50 Features of Special Collections: Aerial Photographs
Aerial photographs provide some of the most visually impacting research materials in the Map Collection. Combined with USGS topographic maps and other maps available in the collection, research can often be enhanced with aerial photography dating back to 1937 in the Central Valley. Often used for statements of environmental impact, remote-sensing materials can show how land has changed, how urban development has increased, and how water has been redirected. Aerial photographs have also helped people resolve legal boundary disputes, and a scanned image of an aerial photograph of a farmhouse which was purchased by a student’s family in 1937 was once used as a Christmas gift to that student’s father.

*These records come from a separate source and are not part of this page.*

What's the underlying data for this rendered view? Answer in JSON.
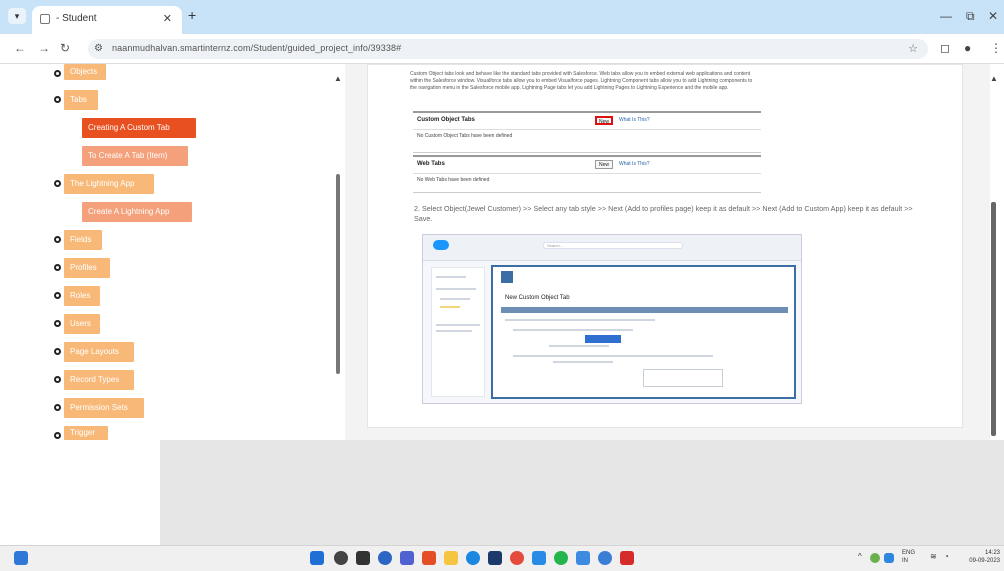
{
  "browser": {
    "tab_title": "- Student",
    "url": "naanmudhalvan.smartinternz.com/Student/guided_project_info/39338#"
  },
  "sidebar": {
    "items": [
      {
        "label": "Objects",
        "type": "topic"
      },
      {
        "label": "Tabs",
        "type": "topic"
      },
      {
        "label": "Creating A Custom Tab",
        "type": "active-sub"
      },
      {
        "label": "To Create A Tab (Item)",
        "type": "sub"
      },
      {
        "label": "The Lightning App",
        "type": "topic"
      },
      {
        "label": "Create A Lightning App",
        "type": "sub"
      },
      {
        "label": "Fields",
        "type": "topic"
      },
      {
        "label": "Profiles",
        "type": "topic"
      },
      {
        "label": "Roles",
        "type": "topic"
      },
      {
        "label": "Users",
        "type": "topic"
      },
      {
        "label": "Page Layouts",
        "type": "topic"
      },
      {
        "label": "Record Types",
        "type": "topic"
      },
      {
        "label": "Permission Sets",
        "type": "topic"
      },
      {
        "label": "Trigger",
        "type": "topic"
      }
    ]
  },
  "doc": {
    "intro": "Custom Object tabs look and behave like the standard tabs provided with Salesforce. Web tabs allow you to embed external web applications and content within the Salesforce window. Visualforce tabs allow you to embed Visualforce pages. Lightning Component tabs allow you to add Lightning components to the navigation menu in the Salesforce mobile app. Lightning Page tabs let you add Lightning Pages to Lightning Experience and the mobile app.",
    "custom_tabs": {
      "heading": "Custom Object Tabs",
      "new_label": "New",
      "what_label": "What Is This?",
      "empty": "No Custom Object Tabs have been defined"
    },
    "web_tabs": {
      "heading": "Web Tabs",
      "new_label": "New",
      "what_label": "What Is This?",
      "empty": "No Web Tabs have been defined"
    },
    "step2": "2. Select Object(Jewel Customer) >> Select any tab style >> Next (Add to profiles page) keep it as default >> Next (Add to Custom App) keep it as default >> Save.",
    "screenshot": {
      "title": "New Custom Object Tab",
      "search_placeholder": "Search..."
    }
  },
  "taskbar": {
    "lang": "ENG",
    "region": "IN",
    "time": "14:23",
    "date": "09-09-2023"
  },
  "colors": {
    "tab_active": "#e8501f",
    "tab_item": "#f4a07a",
    "topic": "#f8b978",
    "chrome": "#c8e2f7"
  }
}
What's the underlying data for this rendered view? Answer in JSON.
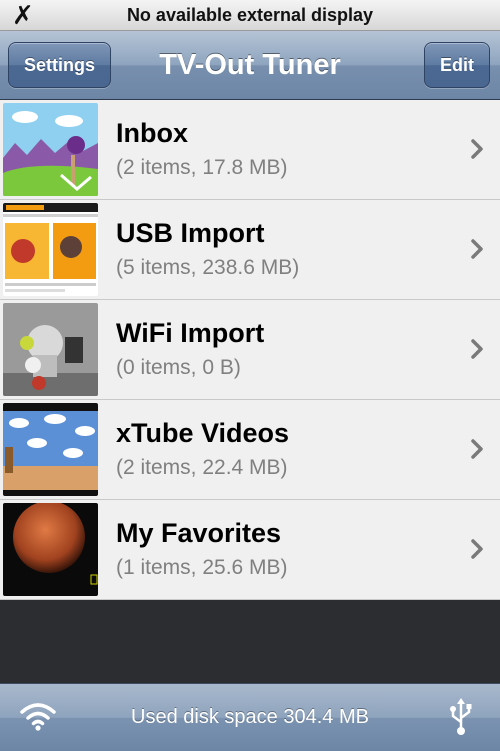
{
  "status_bar": {
    "close_glyph": "✗",
    "message": "No available external display"
  },
  "nav": {
    "left_button": "Settings",
    "title": "TV-Out Tuner",
    "right_button": "Edit"
  },
  "rows": [
    {
      "name": "Inbox",
      "meta": "(2 items, 17.8 MB)",
      "thumbnail": "cartoon-scene-thumbnail"
    },
    {
      "name": "USB Import",
      "meta": "(5 items, 238.6 MB)",
      "thumbnail": "website-screenshot-thumbnail"
    },
    {
      "name": "WiFi Import",
      "meta": "(0 items, 0 B)",
      "thumbnail": "toy-robot-thumbnail"
    },
    {
      "name": "xTube Videos",
      "meta": "(2 items, 22.4 MB)",
      "thumbnail": "cloud-wallpaper-room-thumbnail"
    },
    {
      "name": "My Favorites",
      "meta": "(1 items, 25.6 MB)",
      "thumbnail": "planet-thumbnail"
    }
  ],
  "bottom_bar": {
    "disk_usage": "Used disk space 304.4 MB",
    "left_icon": "wifi-icon",
    "right_icon": "usb-icon"
  },
  "colors": {
    "nav_blue": "#7890ae",
    "row_background": "#f0f0f0",
    "secondary_text": "#808080"
  }
}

When doing research of one location over many decades, it is often best to start with the most recent materials available and work backwards in time. The more recent aerial photographs have familiar landmarks, such as freeways, urban built-up areas, water ways, and reservoirs. However, many of these landmarks begin to change or disappear as you go back in time. Interestingly, railways behave in the opposite manner. Railways were more prevalent in the early to mid-20th century, and some have disappeared in the newer photographs. Airports are still in the same locations that they were in 1937, but most commercial and military airports have added additional runways to accommodate increased air traffic.
The following examples of aerial photographs show the main portion of the UC Davis campus–the north boundary at Russell Blvd, the south boundary at Putah Creek, the east boundary at A Street, and the west boundary at Hwy 113.
An index showing aerial photographs for counties of California available in the Map Collection is on the Library’s website:
You can view these photographs and many others in the Map Collection at UC Davis. The Map Collection is located on the lower level of Shields Library and is open from 1pm to 5pm Monday through Friday during the academic quarter. To see the most accurate schedule for the Map Collection please visit this link: https://stage.library.ucdavis.edu/guide/maps/#hours-2.
Post created by Dawn Collings and Kristoffer Landes.